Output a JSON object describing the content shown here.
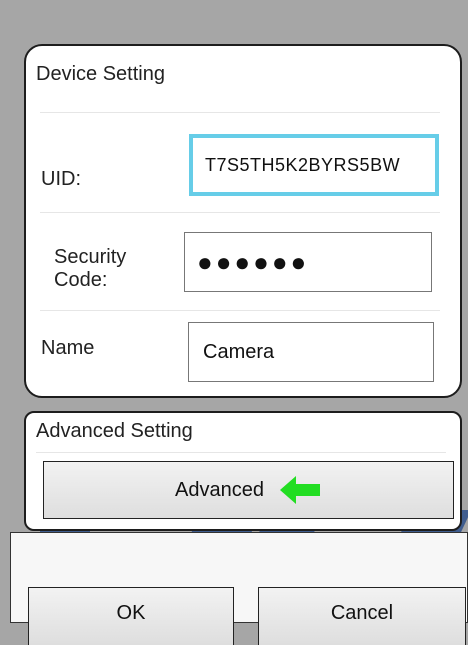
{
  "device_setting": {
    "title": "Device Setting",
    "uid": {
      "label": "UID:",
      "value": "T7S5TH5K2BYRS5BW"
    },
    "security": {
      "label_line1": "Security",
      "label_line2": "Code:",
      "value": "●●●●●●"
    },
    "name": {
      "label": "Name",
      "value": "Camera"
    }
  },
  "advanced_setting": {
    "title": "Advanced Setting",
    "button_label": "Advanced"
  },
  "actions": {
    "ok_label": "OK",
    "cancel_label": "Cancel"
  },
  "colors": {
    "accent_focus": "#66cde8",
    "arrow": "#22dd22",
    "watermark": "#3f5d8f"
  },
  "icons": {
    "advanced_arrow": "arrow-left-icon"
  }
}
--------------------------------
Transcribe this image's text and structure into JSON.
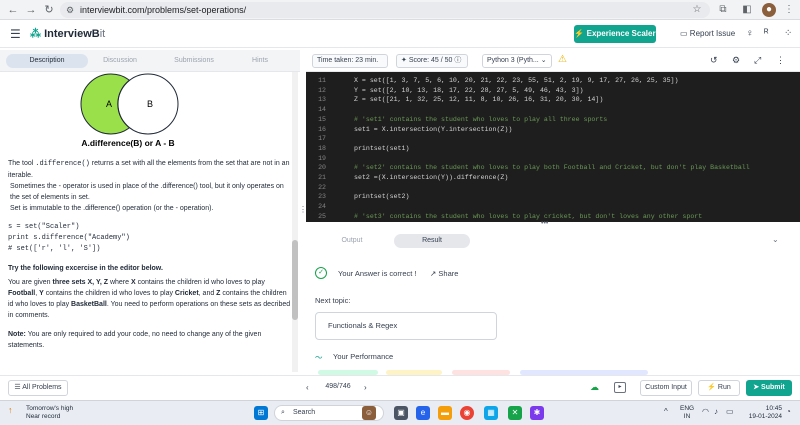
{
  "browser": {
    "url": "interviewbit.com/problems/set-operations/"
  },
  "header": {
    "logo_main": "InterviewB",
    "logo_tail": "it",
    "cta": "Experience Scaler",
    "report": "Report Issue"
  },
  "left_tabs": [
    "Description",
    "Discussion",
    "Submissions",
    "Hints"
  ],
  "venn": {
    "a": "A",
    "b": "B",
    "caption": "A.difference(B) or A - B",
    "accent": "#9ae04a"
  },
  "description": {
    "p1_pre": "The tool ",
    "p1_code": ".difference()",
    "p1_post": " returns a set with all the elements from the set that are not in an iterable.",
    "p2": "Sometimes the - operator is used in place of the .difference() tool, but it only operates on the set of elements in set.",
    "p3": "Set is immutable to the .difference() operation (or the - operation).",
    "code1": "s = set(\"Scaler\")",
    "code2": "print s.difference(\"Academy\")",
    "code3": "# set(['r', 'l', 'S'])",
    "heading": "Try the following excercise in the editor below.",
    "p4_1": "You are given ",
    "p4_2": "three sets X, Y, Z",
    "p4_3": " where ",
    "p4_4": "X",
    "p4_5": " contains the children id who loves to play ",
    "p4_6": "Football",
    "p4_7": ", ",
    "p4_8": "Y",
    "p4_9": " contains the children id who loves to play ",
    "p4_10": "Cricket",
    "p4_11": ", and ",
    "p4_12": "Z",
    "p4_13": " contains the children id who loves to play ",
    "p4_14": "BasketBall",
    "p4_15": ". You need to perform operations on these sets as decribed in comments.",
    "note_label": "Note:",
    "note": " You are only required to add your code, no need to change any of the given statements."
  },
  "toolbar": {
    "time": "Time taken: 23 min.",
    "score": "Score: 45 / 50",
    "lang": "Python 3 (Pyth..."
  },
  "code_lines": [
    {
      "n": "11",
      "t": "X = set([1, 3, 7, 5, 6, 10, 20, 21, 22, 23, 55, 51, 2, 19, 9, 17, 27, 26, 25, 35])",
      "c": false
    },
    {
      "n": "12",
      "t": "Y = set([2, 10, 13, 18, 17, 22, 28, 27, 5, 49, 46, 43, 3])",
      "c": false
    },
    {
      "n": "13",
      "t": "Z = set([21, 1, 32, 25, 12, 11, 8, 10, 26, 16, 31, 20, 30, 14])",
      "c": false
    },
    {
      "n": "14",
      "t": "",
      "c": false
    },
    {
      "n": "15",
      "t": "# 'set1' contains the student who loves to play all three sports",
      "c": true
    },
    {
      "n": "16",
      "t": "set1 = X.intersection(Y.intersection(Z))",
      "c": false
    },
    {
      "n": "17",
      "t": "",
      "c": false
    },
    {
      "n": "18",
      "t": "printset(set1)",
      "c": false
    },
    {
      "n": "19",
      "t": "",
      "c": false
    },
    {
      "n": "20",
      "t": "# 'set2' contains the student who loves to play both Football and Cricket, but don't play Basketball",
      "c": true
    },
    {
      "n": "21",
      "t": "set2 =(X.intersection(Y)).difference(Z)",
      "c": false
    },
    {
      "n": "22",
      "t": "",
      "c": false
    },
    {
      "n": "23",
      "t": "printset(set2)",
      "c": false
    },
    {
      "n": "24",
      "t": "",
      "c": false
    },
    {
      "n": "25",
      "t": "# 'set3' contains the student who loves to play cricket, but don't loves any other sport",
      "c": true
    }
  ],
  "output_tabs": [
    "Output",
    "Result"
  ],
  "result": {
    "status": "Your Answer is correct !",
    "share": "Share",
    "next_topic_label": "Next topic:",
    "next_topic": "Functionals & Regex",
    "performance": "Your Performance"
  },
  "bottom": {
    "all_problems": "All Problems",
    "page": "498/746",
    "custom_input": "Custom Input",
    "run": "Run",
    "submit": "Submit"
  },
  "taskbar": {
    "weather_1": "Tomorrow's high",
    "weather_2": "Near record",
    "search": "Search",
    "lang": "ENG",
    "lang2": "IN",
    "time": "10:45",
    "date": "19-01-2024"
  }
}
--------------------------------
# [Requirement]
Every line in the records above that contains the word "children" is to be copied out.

# [Solution to this problem]
    "p4_5": " contains the children id who loves to play ",
    "p4_9": " contains the children id who loves to play ",
    "p4_13": " contains the children id who loves to play ",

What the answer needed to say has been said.